Some of our business partners may use cookies on our site (for example, advertisers). However, we have no access to or control over these cookies and we are not aware of any at present that do so.

Log Files

We use IP addresses to analyse trends, administer the site, track movement, and gather broad demographic information for aggregate use. IP addresses are not linked to personally identifiable information.


This web site contains links to other sites. Please be aware that Mondaq (or its affiliate sites) are not responsible for the privacy practices of such other sites. We encourage our users to be aware when they leave our site and to read the privacy statements of these third party sites. This privacy statement applies solely to information collected by this Web site.

Surveys & Contests

From time-to-time our site requests information from users via surveys or contests. Participation in these surveys or contests is completely voluntary and the user therefore has a choice whether or not to disclose any information requested. Information requested may include contact information (such as name and delivery address), and demographic information (such as postcode, age level). Contact information will be used to notify the winners and award prizes. Survey information will be used for purposes of monitoring or improving the functionality of the site.


If a user elects to use our referral service for informing a friend about our site, we ask them for the friend’s name and email address. Mondaq stores this information and may contact the friend to invite them to register with Mondaq, but they will not be contacted more than once. The friend may contact Mondaq to request the removal of this information from our database.


This website takes every reasonable precaution to protect our users’ information. When users submit sensitive information via the website, your information is protected using firewalls and other security technology. If you have any questions about the security at our website, you can send an email to

Correcting/Updating Personal Information

If a user’s personally identifiable information changes (such as postcode), or if a user no longer desires our service, we will endeavour to provide a way to correct, update or remove that user’s personal data provided to us. This can usually be done at the “Your Profile” page or by sending an email to

Notification of Changes

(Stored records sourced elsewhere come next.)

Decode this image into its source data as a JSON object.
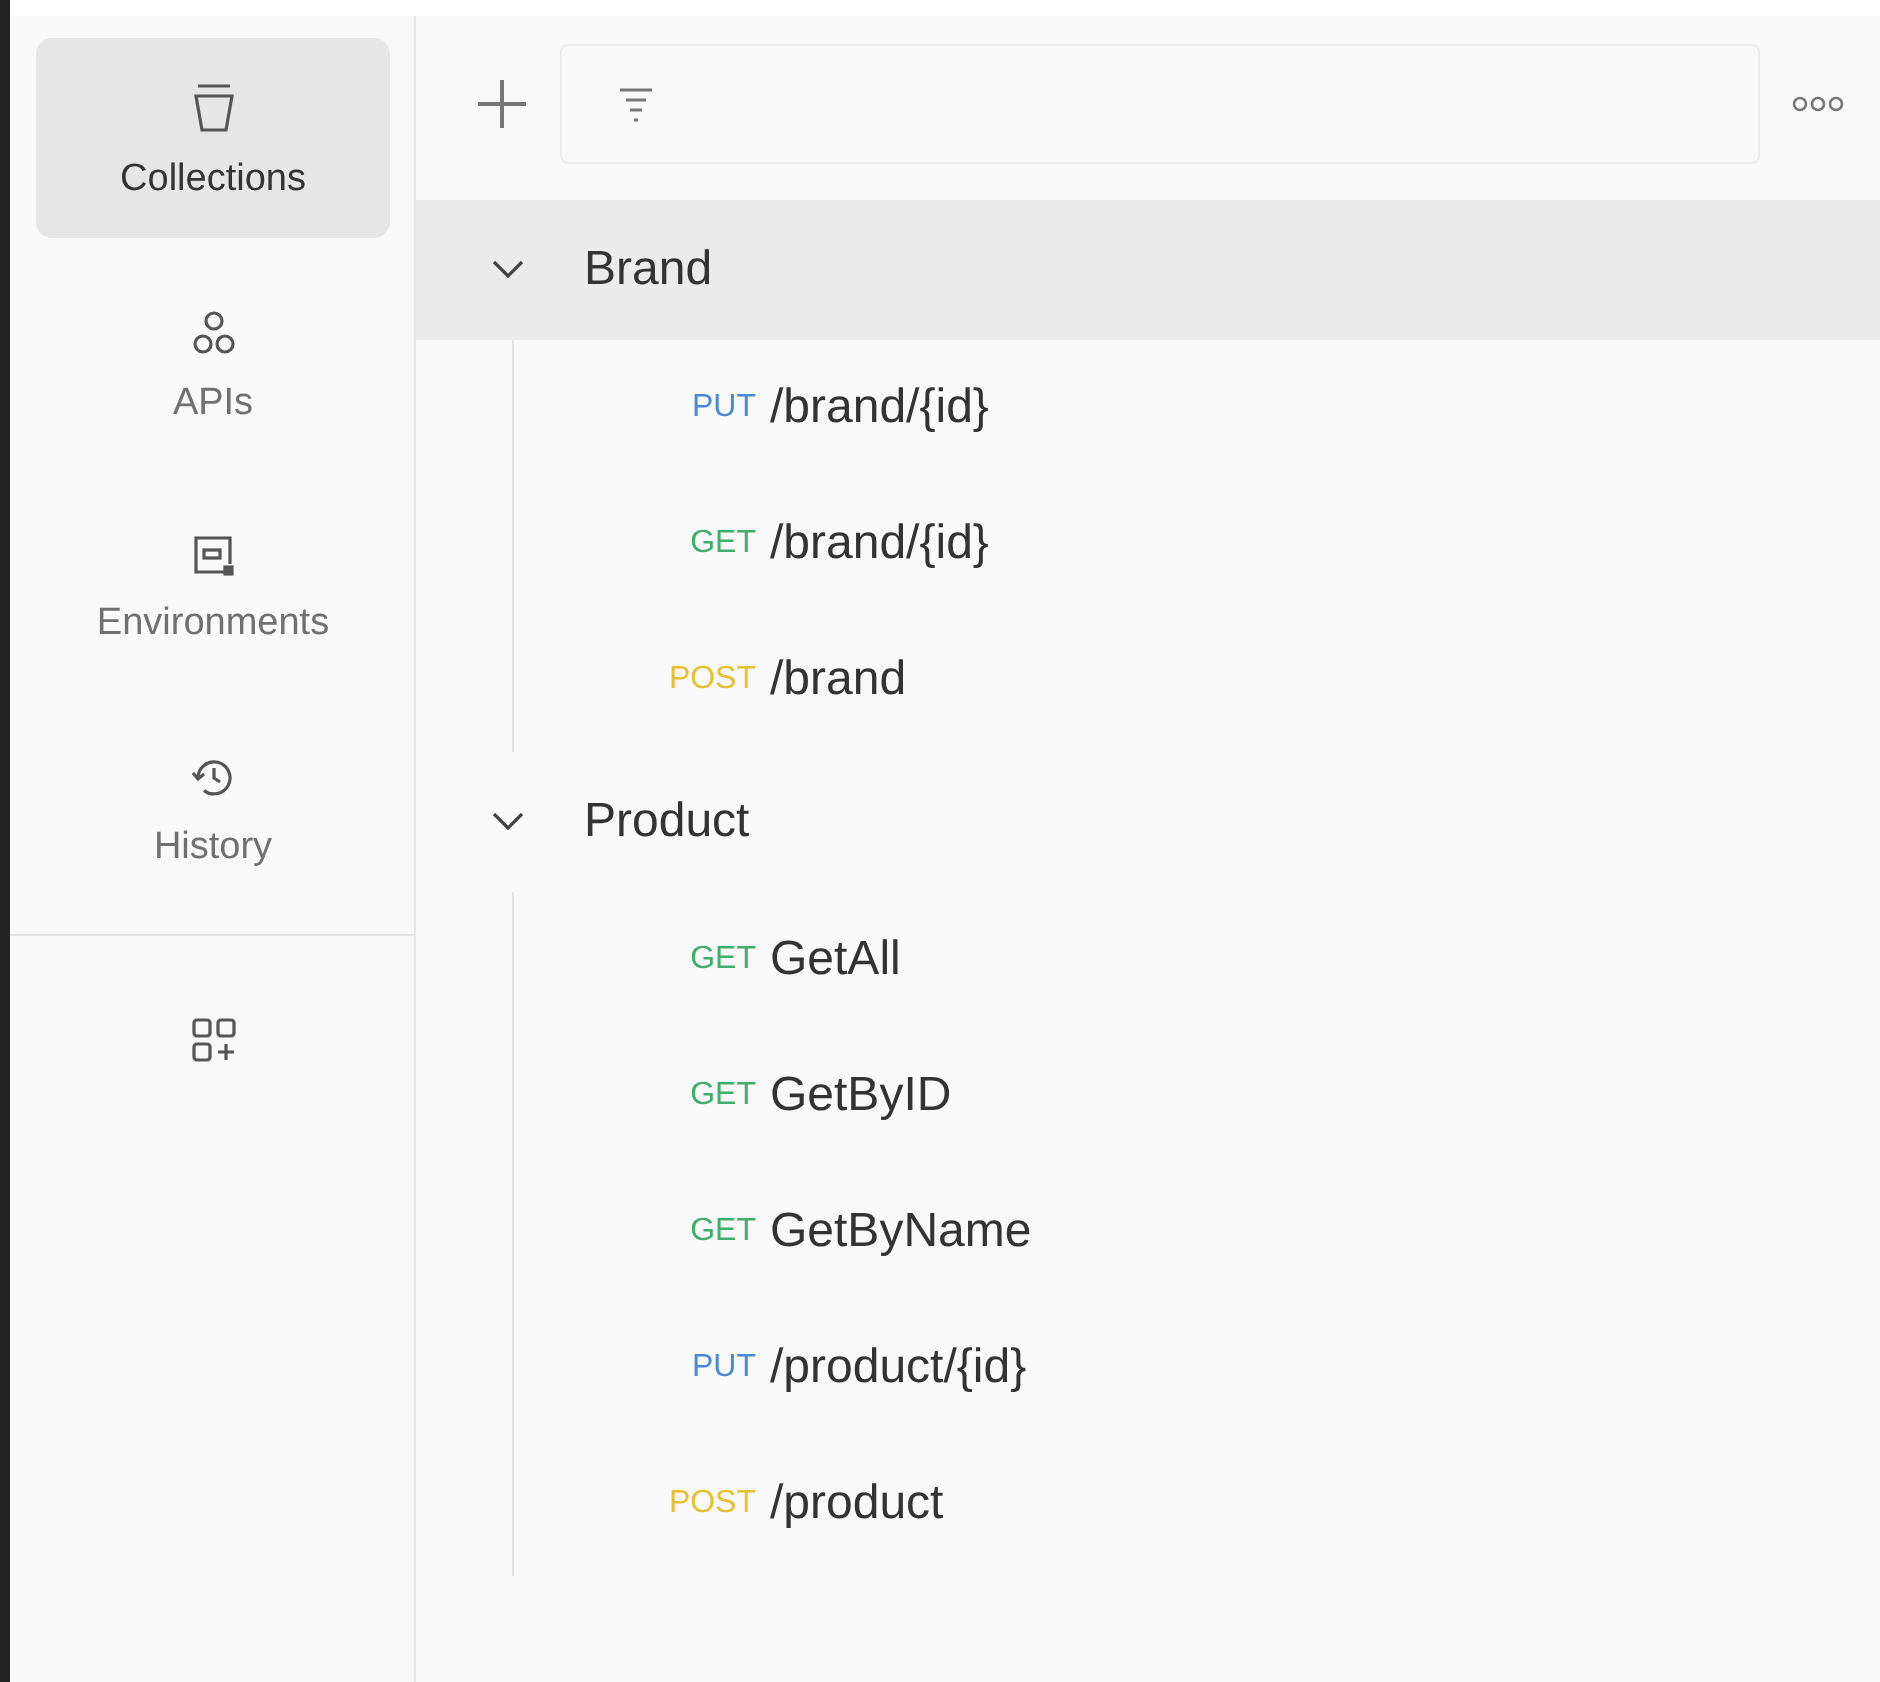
{
  "sidebar": {
    "items": [
      {
        "kind": "collections",
        "label": "Collections",
        "selected": true
      },
      {
        "kind": "apis",
        "label": "APIs",
        "selected": false
      },
      {
        "kind": "environments",
        "label": "Environments",
        "selected": false
      },
      {
        "kind": "history",
        "label": "History",
        "selected": false
      }
    ]
  },
  "collections": [
    {
      "name": "Brand",
      "expanded": true,
      "selected": true,
      "children": [
        {
          "method": "PUT",
          "color": "#4a8ad6",
          "name": "/brand/{id}"
        },
        {
          "method": "GET",
          "color": "#3fae6a",
          "name": "/brand/{id}"
        },
        {
          "method": "POST",
          "color": "#e8be33",
          "name": "/brand"
        }
      ]
    },
    {
      "name": "Product",
      "expanded": true,
      "selected": false,
      "children": [
        {
          "method": "GET",
          "color": "#3fae6a",
          "name": "GetAll"
        },
        {
          "method": "GET",
          "color": "#3fae6a",
          "name": "GetByID"
        },
        {
          "method": "GET",
          "color": "#3fae6a",
          "name": "GetByName"
        },
        {
          "method": "PUT",
          "color": "#4a8ad6",
          "name": "/product/{id}"
        },
        {
          "method": "POST",
          "color": "#e8be33",
          "name": "/product"
        }
      ]
    }
  ]
}
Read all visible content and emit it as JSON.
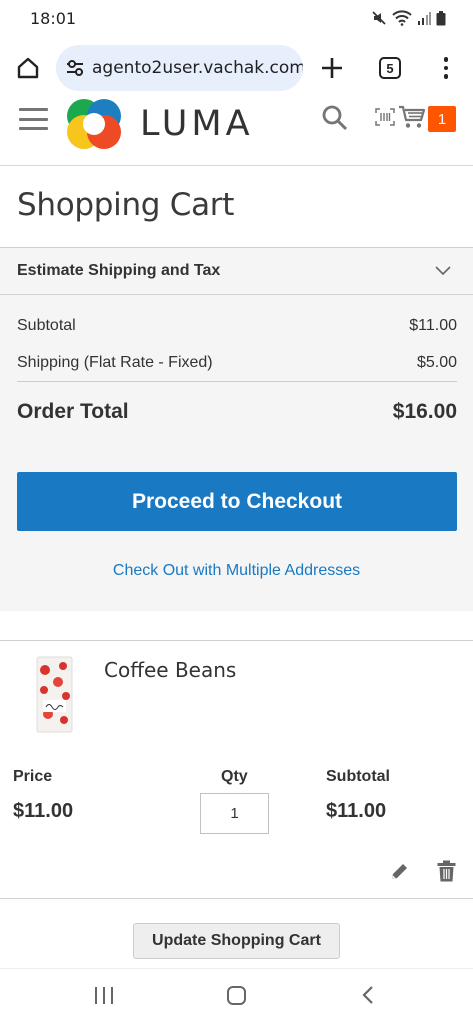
{
  "status_bar": {
    "time": "18:01"
  },
  "browser": {
    "url": "agento2user.vachak.com",
    "tab_count": "5"
  },
  "header": {
    "logo_text": "LUMA",
    "cart_count": "1",
    "brand_colors": {
      "accent": "#ff5501",
      "primary_blue": "#1979c3"
    }
  },
  "page": {
    "title": "Shopping Cart"
  },
  "summary": {
    "estimate_label": "Estimate Shipping and Tax",
    "subtotal_label": "Subtotal",
    "subtotal_value": "$11.00",
    "shipping_label": "Shipping (Flat Rate - Fixed)",
    "shipping_value": "$5.00",
    "order_total_label": "Order Total",
    "order_total_value": "$16.00",
    "checkout_button": "Proceed to Checkout",
    "multi_address_link": "Check Out with Multiple Addresses"
  },
  "item": {
    "name": "Coffee Beans",
    "price_label": "Price",
    "price_value": "$11.00",
    "qty_label": "Qty",
    "qty_value": "1",
    "subtotal_label": "Subtotal",
    "subtotal_value": "$11.00"
  },
  "actions": {
    "update_cart_button": "Update Shopping Cart"
  },
  "icons": {
    "home": "home-icon",
    "site_settings": "tune-icon",
    "new_tab": "plus-icon",
    "more": "more-vert-icon",
    "menu": "hamburger-icon",
    "search": "search-icon",
    "cart": "cart-icon",
    "edit": "pencil-icon",
    "delete": "trash-icon"
  }
}
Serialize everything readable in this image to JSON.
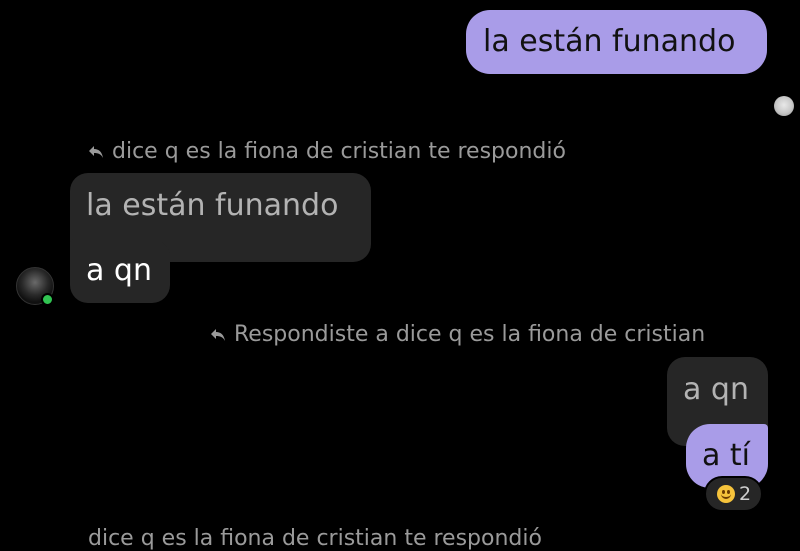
{
  "messages": {
    "top_outgoing": "la están funando",
    "incoming_reply_header": "dice q es la fiona de cristian te respondió",
    "incoming_quoted": "la están funando",
    "incoming_message": "a qn",
    "outgoing_reply_header": "Respondiste a dice q es la fiona de cristian",
    "outgoing_quoted": "a qn",
    "outgoing_message": "a tí",
    "reaction_count": "2",
    "bottom_cut_header": "dice q es la fiona de cristian te respondió"
  },
  "icons": {
    "reply_arrow": "reply-arrow-icon",
    "reaction_emoji": "grinning-face-emoji"
  },
  "colors": {
    "background": "#000000",
    "outgoing_bubble": "#a99ce8",
    "incoming_bubble": "#262626",
    "online_indicator": "#31c452"
  }
}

If we decide to change our Terms & Conditions or Privacy Policy, we will post those changes on our site so our users are always aware of what information we collect, how we use it, and under what circumstances, if any, we disclose it. If at any point we decide to use personally identifiable information in a manner different from that stated at the time it was collected, we will notify users by way of an email. Users will have a choice as to whether or not we use their information in this different manner. We will use information in accordance with the privacy policy under which the information was collected.

How to contact Mondaq

You can contact us with comments or queries at

If for some reason you believe Mondaq Ltd. has not adhered to these principles, please notify us by e-mail at and we will use commercially reasonable efforts to determine and correct the problem promptly.